Results: The overall complication rate was 43 percent (77 patients). Simple, bivariate analysis linked preoperative breast volume, shoulder strap grooving, and a vertical incision with an increased incidence of complications (p < 0.05, 0.02, and 0.02, respectively). Delayed wound healing, the most common complication, correlated directly with average preoperative breast volume (p < 0.045), average resection weight/breast (p < 0.027), and smoking (p < 0.029) and inversely with age (p < 0.011). Vertical incision techniques were associated with an increased complication frequency (p < 0.05) without a link to specific complications. Logistic regression analysis associated resection weight as the sole variable for increased risk of complications (p = 0.05) and with absolute number of complications [mean resection weight of 791 g for patients without complications versus 847, 882, and 1752 g for patients with one, two, and three complications, respectively (p = 0.0022)]. Each 10-fold increase in resection weight increased the risk of complication 4.8 times and increased the risk of delayed healing 11.6 times.
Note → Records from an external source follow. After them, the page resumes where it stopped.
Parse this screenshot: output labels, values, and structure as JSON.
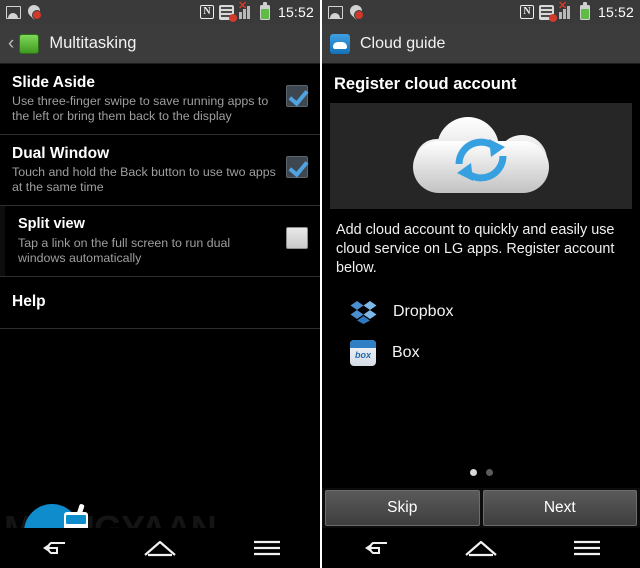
{
  "left_phone": {
    "status_bar": {
      "icons": [
        "image-icon",
        "location-alert-icon",
        "nfc-icon",
        "sync-error-icon",
        "signal-error-icon",
        "battery-icon"
      ],
      "clock": "15:52"
    },
    "action_bar": {
      "back_glyph": "‹",
      "app_icon": "multitasking-icon",
      "title": "Multitasking"
    },
    "settings": [
      {
        "title": "Slide Aside",
        "subtitle": "Use three-finger swipe to save running apps to the left or bring them back to the display",
        "checked": true,
        "indent": false
      },
      {
        "title": "Dual Window",
        "subtitle": "Touch and hold the Back button to use two apps at the same time",
        "checked": true,
        "indent": false
      },
      {
        "title": "Split view",
        "subtitle": "Tap a link on the full screen to run dual windows automatically",
        "checked": false,
        "indent": true
      }
    ],
    "help_label": "Help",
    "nav": [
      "back-icon",
      "home-icon",
      "menu-icon"
    ],
    "watermark": "MOBIGYAAN"
  },
  "right_phone": {
    "status_bar": {
      "icons": [
        "image-icon",
        "location-alert-icon",
        "nfc-icon",
        "sync-error-icon",
        "signal-error-icon",
        "battery-icon"
      ],
      "clock": "15:52"
    },
    "action_bar": {
      "app_icon": "cloud-icon",
      "title": "Cloud guide"
    },
    "page_title": "Register cloud account",
    "hero_icon": "cloud-sync-icon",
    "description": "Add cloud account to quickly and easily use cloud service on LG apps. Register account below.",
    "services": [
      {
        "name": "Dropbox",
        "icon": "dropbox-icon"
      },
      {
        "name": "Box",
        "icon": "box-icon",
        "glyph": "box"
      }
    ],
    "pager": {
      "total": 2,
      "active_index": 0
    },
    "buttons": {
      "skip": "Skip",
      "next": "Next"
    },
    "nav": [
      "back-icon",
      "home-icon",
      "menu-icon"
    ]
  },
  "colors": {
    "accent_blue": "#4fa3e3",
    "brand_blue": "#0f8ccc",
    "bar_gray": "#3c3c3c",
    "battery_green": "#5dbb46"
  }
}
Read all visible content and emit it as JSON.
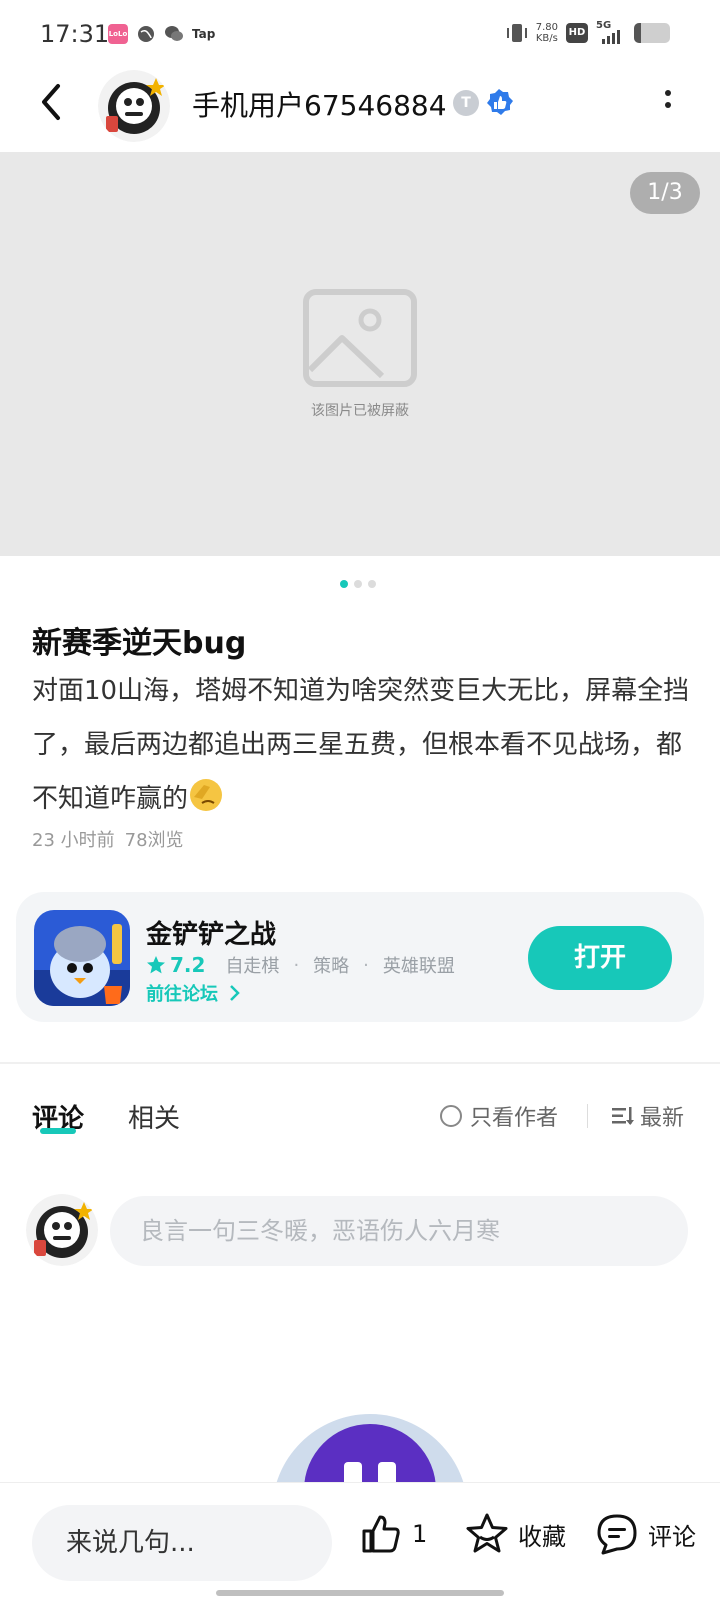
{
  "status_bar": {
    "time": "17:31",
    "app_label": "LoLo",
    "tap_label": "Tap",
    "net_speed_value": "7.80",
    "net_speed_unit": "KB/s",
    "hd_label": "HD",
    "network": "5G",
    "battery_level": 0.2
  },
  "header": {
    "username": "手机用户67546884",
    "level_badge": "T"
  },
  "media": {
    "counter": "1/3",
    "blocked_text": "该图片已被屏蔽",
    "slide_count": 3,
    "active_slide": 1
  },
  "post": {
    "title": "新赛季逆天bug",
    "body": "对面10山海，塔姆不知道为啥突然变巨大无比，屏幕全挡了，最后两边都追出两三星五费，但根本看不见战场，都不知道咋赢的",
    "time_ago": "23 小时前",
    "views": "78浏览"
  },
  "app_card": {
    "name": "金铲铲之战",
    "rating": "7.2",
    "tags": [
      "自走棋",
      "策略",
      "英雄联盟"
    ],
    "forum_link": "前往论坛",
    "open_button": "打开"
  },
  "comments_section": {
    "tabs": [
      {
        "label": "评论"
      },
      {
        "label": "相关"
      }
    ],
    "author_only_label": "只看作者",
    "sort_label": "最新",
    "input_placeholder": "良言一句三冬暖，恶语伤人六月寒"
  },
  "bottom_bar": {
    "input_placeholder": "来说几句...",
    "like_count": "1",
    "favorite_label": "收藏",
    "comment_label": "评论"
  },
  "colors": {
    "accent": "#17c8b9",
    "verified": "#2f7bea",
    "float_purple": "#5b2fc2"
  },
  "icons": [
    "back-arrow-icon",
    "more-icon",
    "verified-icon",
    "image-placeholder-icon",
    "star-icon",
    "chevron-right-icon",
    "sort-icon",
    "like-icon",
    "favorite-icon",
    "comment-icon"
  ]
}
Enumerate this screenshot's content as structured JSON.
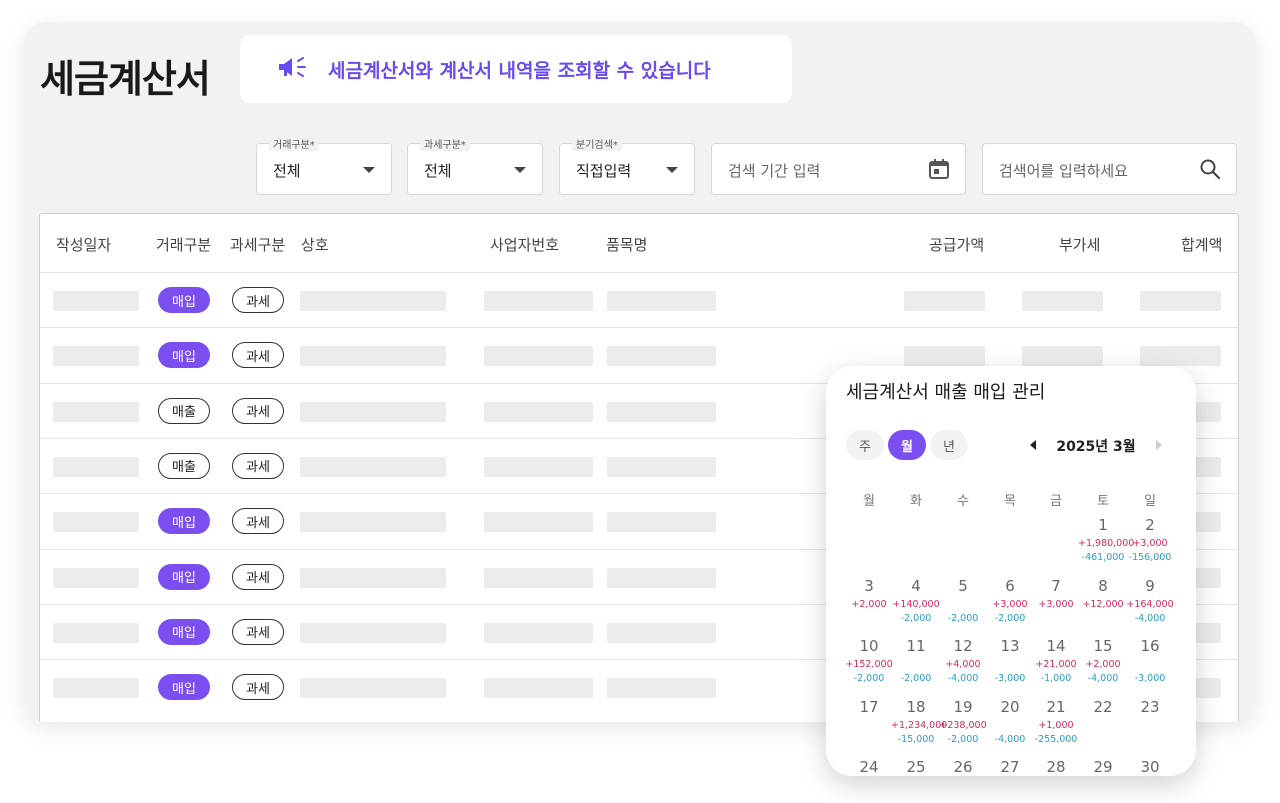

Conclusions: Complication data revealed several significant features: (1) resection weight correlated with increased risk and absolute number of complications; (2) delayed healing correlated directly with resection weight and inversely with increasing age, anesthesia times, and preoperative Short Form-36 bodily pain score; (3) a vertical incision may be associated with increased incidence of complications but requires further analysis; and most importantly, (4) the presence of complications had no negative effect on improvement in Short Form-36 and Multidimensional Body-Self Relations Questionnaire scores.

Author Information

Minneapolis, Minn.; and Lebanon, N.H.

From the Division of Plastic Surgery, University of Minnesota, and the Section of Plastic Surgery, Dartmouth Hitchcock Medical Center.

Received for publication March 18, 2004; revised June 18, 2004.

Bruce Cunningham, M.D., M.S., Division of Plastic and Reconstructive Surgery, University of Minnesota, Mayo Mail Code 122, 420 Delaware Street SE, Minneapolis, Minn. 55455

©2005American Society of Plastic Surgeons